“The No. 1 thing that we’re hearing is that it is financially unfeasible for so many of them to have these jobs and pursue a lot of the milestones that young people want to pursue at this stage in their lives, to start a family, to buy a house …,’’ Zaidane said. “It’s really hard to do that on some of these state legislators’ salaries and unless they’re independently wealthy, or they have a spouse or a partner that can support them, it’s just not realistic.’’
The trend, she said, “was happening even before the Great Resignation but it’s certainly been exacerbated in the last couple of years.’’
Steven Rogers, an associate professor of political science at Saint Louis University, has studied legislative salaries. He says lawmakers who have the option of going back to a well-paying profession, such as medicine or law, are more likely to leave the statehouse.
To some degree, legislative churn is a factor every decade, fallout from the redistricting process. Some incumbents opt not to run after the redrawn lines leave them with a district that’s less politically safe–or outside the boundaries altogether. In other cases, the redistricting process opens up political opportunities, such as running for Congress.
Midterm elections can be notoriously tough for down-ballot candidates whose party holds the White House and that’s true this cycle, Rogers said.
“Democrats may be saying, ‘I don’t really want to lose so I’m going to quit now,’’’ he said.
But the pandemic has also reshaped the priorities of public officials, just as it has prompted career reassessments for an estimated 33 million U.S. workers Americans working across industries who have quit their jobs over the past year.
“It's exhausting and we’re all exhausted,’’ said Zaidane. “People feel over it, whatever it is.”
Reassessing Life Priorities
Lawmakers with young children, some of whom juggled child care and Zoom lessons with legislative business, are more likely to step away, Rogers said. “They may be reassessing their priorities,” he said.
Politicians who choose not to run sometimes say they want to spend more time with their families. “Even though it’s a cliche, there is some truth to it,’’ Rogers said.
Rep. Michael Curcio, a Republican from Tennessee, said his decision to leave the state House of Representatives was driven partly by a desire to avoid burnout.
“Serving in this capacity was a heck of a mountain to climb, and I now look forward to the next mountain,’’ Curcio, the father of three, said in a message posted on Facebook last month.
In Oregon, where one-third of the House of Representatives is not returning next year, the departures will leave a major void, Power said. “The low pay has been a systemic barrier for women, people of color and young people,’’ she said. “We’re losing a lot of excellent folks.”
Will Haskell, a 26-year-old state senator from Connecticut, said it was never his plan to stay in office for decades. A two-term Democrat, he plans to attend law school in the fall.

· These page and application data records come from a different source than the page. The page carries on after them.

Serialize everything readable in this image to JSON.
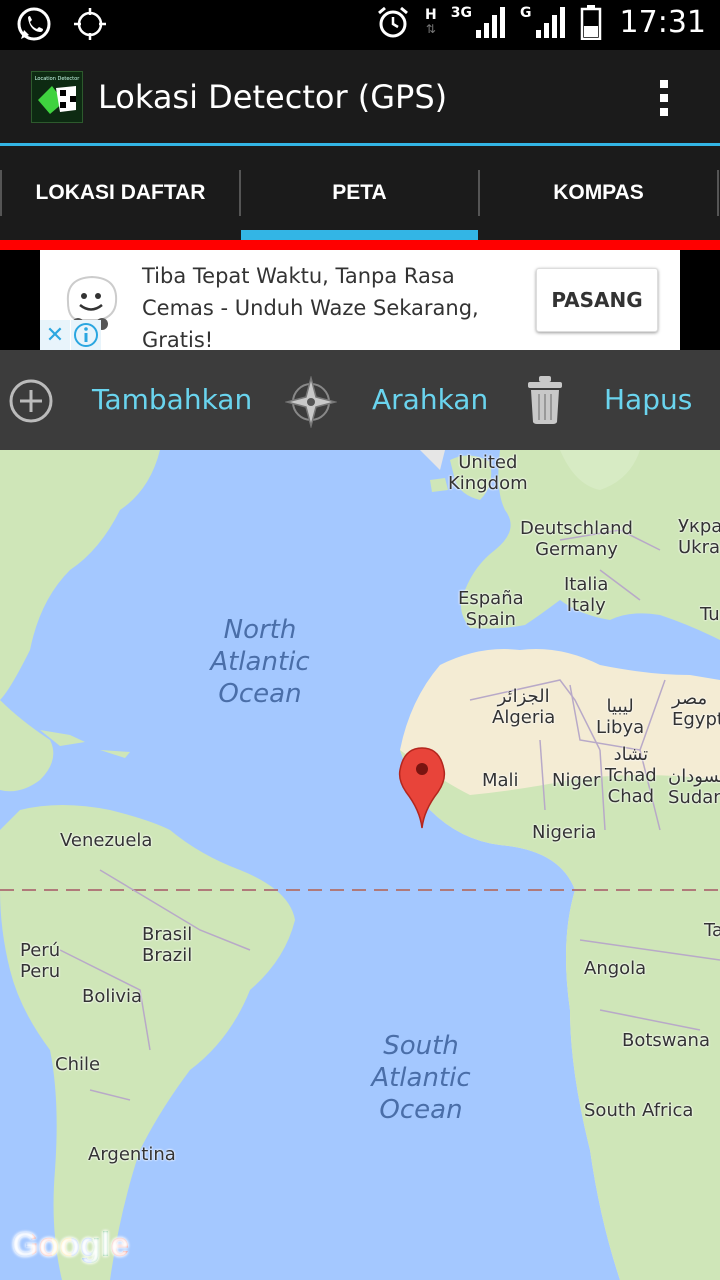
{
  "status_bar": {
    "time": "17:31",
    "net1": "H",
    "net2": "3G",
    "net3": "G"
  },
  "app": {
    "title": "Lokasi Detector (GPS)",
    "icon_caption": "Location Detector"
  },
  "tabs": [
    {
      "label": "LOKASI DAFTAR"
    },
    {
      "label": "PETA",
      "selected": true
    },
    {
      "label": "KOMPAS"
    }
  ],
  "ad": {
    "text": "Tiba Tepat Waktu, Tanpa Rasa Cemas - Unduh Waze Sekarang, Gratis!",
    "button": "PASANG"
  },
  "toolbar": {
    "add_label": "Tambahkan",
    "navigate_label": "Arahkan",
    "delete_label": "Hapus"
  },
  "map": {
    "labels": {
      "uk": "United\nKingdom",
      "germany": "Deutschland\nGermany",
      "ukraine": "Укра\nUkra",
      "spain": "España\nSpain",
      "italy": "Italia\nItaly",
      "tunisia": "Tu",
      "algeria": "الجزائر\nAlgeria",
      "libya": "ليبيا\nLibya",
      "egypt": "مصر\nEgypt",
      "mali": "Mali",
      "niger": "Niger",
      "chad": "تشاد\nTchad\nChad",
      "sudan": "السودان\nSudan",
      "nigeria": "Nigeria",
      "venezuela": "Venezuela",
      "brazil": "Brasil\nBrazil",
      "peru": "Perú\nPeru",
      "bolivia": "Bolivia",
      "chile": "Chile",
      "argentina": "Argentina",
      "angola": "Angola",
      "botswana": "Botswana",
      "south_africa": "South Africa",
      "tanzania": "Ta"
    },
    "oceans": {
      "north_atlantic": "North\nAtlantic\nOcean",
      "south_atlantic": "South\nAtlantic\nOcean"
    },
    "attribution": "Google"
  },
  "colors": {
    "accent": "#33b5e5",
    "toolbar_text": "#6ad4ee",
    "water": "#a4c8ff",
    "land": "#cfe6b8",
    "marker": "#e8443a"
  }
}
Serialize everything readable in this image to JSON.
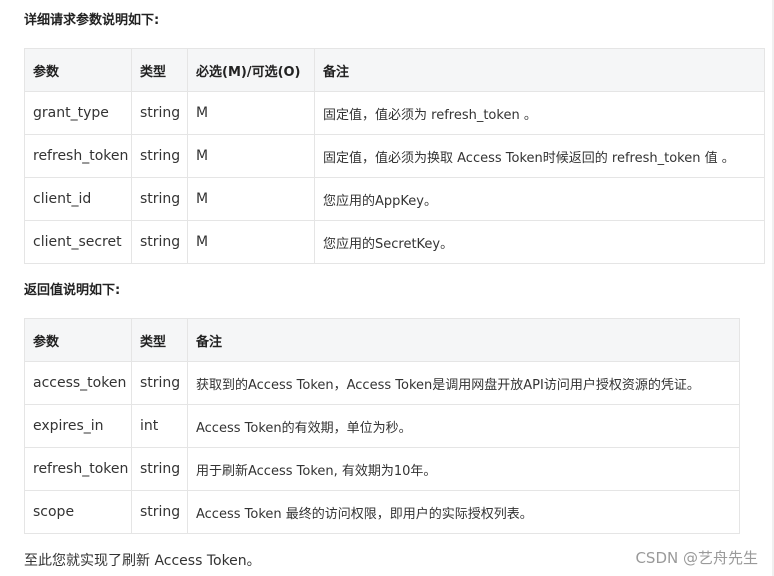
{
  "request_section": {
    "title": "详细请求参数说明如下:",
    "headers": [
      "参数",
      "类型",
      "必选(M)/可选(O)",
      "备注"
    ],
    "rows": [
      [
        "grant_type",
        "string",
        "M",
        "固定值，值必须为 refresh_token 。"
      ],
      [
        "refresh_token",
        "string",
        "M",
        "固定值，值必须为换取 Access Token时候返回的 refresh_token 值 。"
      ],
      [
        "client_id",
        "string",
        "M",
        "您应用的AppKey。"
      ],
      [
        "client_secret",
        "string",
        "M",
        "您应用的SecretKey。"
      ]
    ]
  },
  "response_section": {
    "title": "返回值说明如下:",
    "headers": [
      "参数",
      "类型",
      "备注"
    ],
    "rows": [
      [
        "access_token",
        "string",
        "获取到的Access Token，Access Token是调用网盘开放API访问用户授权资源的凭证。"
      ],
      [
        "expires_in",
        "int",
        "Access Token的有效期，单位为秒。"
      ],
      [
        "refresh_token",
        "string",
        "用于刷新Access Token, 有效期为10年。"
      ],
      [
        "scope",
        "string",
        "Access Token 最终的访问权限，即用户的实际授权列表。"
      ]
    ]
  },
  "footer_text": "至此您就实现了刷新 Access Token。",
  "watermark": "CSDN @艺舟先生"
}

“The reaction I get from older constituents has been total surprise that I’m leaving the legislature,’’ he said. “But I first ran because I thought change is good and it is healthy for democracy to have new voices and ideas. Whoever comes after me is sure to bring new ideas.”
Daniela Altimari is a reporter for Route Fifty based in West Hartford, Connecticut.